* **Input material**
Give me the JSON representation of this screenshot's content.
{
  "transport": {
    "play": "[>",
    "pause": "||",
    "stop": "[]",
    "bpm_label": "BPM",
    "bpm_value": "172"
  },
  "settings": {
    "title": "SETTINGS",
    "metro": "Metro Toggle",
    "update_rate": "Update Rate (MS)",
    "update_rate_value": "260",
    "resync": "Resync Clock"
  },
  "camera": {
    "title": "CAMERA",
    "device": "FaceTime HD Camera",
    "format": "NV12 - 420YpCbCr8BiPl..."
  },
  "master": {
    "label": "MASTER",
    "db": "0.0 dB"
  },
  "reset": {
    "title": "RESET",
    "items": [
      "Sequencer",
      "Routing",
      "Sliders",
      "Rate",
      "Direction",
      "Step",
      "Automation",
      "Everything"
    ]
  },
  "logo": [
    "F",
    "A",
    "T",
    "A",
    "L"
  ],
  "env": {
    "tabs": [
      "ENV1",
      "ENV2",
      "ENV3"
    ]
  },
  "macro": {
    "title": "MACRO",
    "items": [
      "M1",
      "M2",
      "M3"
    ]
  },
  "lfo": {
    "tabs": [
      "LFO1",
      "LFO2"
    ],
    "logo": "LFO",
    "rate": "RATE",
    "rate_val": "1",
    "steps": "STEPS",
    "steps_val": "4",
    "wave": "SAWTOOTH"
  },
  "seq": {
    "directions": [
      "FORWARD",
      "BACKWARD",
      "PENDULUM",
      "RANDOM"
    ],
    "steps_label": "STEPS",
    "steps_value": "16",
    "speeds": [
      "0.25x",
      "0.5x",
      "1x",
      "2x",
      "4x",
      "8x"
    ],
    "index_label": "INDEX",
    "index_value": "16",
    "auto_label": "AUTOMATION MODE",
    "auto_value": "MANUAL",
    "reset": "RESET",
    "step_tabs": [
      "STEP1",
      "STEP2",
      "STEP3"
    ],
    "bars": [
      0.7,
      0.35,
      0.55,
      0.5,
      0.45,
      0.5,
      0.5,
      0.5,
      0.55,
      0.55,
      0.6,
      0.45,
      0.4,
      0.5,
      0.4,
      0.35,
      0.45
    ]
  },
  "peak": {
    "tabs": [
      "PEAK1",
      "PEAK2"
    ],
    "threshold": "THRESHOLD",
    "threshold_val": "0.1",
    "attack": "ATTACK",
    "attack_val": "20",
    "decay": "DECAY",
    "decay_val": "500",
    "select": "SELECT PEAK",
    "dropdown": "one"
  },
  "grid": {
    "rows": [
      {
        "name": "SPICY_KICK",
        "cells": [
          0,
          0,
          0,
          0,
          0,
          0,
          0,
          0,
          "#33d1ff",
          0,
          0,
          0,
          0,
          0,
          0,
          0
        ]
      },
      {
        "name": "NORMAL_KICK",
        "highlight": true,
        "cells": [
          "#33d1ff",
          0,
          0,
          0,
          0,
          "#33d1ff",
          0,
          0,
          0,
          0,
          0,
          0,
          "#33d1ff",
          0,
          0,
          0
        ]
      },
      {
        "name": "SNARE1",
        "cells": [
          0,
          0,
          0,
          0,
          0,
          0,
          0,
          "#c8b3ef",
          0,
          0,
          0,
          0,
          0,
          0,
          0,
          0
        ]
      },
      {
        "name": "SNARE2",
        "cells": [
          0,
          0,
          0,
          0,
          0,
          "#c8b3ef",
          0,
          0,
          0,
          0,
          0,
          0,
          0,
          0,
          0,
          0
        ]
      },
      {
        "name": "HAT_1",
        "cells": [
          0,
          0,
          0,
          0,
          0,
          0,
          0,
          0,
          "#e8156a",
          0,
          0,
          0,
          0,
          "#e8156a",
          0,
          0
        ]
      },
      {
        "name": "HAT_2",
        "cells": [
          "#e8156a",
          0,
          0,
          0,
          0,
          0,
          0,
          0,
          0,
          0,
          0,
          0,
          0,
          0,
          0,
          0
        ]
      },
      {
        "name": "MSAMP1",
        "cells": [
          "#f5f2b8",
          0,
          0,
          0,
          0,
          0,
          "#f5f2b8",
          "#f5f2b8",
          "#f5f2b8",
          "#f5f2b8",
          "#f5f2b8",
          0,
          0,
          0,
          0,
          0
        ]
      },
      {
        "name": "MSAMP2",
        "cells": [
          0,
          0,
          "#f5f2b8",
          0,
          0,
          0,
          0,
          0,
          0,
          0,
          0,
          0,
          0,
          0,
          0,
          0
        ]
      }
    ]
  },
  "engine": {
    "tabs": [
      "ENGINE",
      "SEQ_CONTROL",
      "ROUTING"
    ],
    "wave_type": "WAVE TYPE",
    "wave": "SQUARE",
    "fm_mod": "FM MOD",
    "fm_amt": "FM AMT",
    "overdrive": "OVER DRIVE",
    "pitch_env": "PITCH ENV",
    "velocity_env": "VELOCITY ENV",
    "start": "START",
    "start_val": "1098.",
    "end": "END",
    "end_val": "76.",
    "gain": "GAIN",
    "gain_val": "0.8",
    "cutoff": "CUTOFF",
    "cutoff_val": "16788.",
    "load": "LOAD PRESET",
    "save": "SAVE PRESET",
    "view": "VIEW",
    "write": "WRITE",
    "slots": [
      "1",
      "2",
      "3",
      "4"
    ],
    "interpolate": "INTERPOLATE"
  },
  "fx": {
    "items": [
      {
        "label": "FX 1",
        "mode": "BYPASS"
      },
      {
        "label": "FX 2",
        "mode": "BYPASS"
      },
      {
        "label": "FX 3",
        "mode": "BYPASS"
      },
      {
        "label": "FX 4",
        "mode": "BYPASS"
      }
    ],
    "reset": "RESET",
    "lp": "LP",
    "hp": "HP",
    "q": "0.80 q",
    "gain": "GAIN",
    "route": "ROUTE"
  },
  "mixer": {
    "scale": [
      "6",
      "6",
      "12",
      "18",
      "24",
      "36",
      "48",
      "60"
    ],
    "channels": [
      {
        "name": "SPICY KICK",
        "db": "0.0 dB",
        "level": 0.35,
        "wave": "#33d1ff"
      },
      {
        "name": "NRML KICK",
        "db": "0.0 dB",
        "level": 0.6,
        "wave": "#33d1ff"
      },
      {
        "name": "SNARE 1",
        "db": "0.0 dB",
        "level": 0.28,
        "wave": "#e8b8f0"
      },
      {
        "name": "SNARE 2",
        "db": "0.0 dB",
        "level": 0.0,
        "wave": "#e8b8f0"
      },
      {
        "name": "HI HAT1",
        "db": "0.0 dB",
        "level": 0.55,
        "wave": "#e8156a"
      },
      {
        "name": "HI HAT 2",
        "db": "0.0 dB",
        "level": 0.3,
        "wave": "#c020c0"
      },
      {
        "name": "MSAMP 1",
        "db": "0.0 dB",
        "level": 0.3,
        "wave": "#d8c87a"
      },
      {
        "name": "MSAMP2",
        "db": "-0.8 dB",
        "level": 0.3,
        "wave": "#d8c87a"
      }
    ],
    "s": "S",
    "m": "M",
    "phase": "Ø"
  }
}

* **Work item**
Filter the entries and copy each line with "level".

* **Response box**
        "level": 0.35,
        "level": 0.6,
        "level": 0.28,
        "level": 0.0,
        "level": 0.55,
        "level": 0.3,
        "level": 0.3,
        "level": 0.3,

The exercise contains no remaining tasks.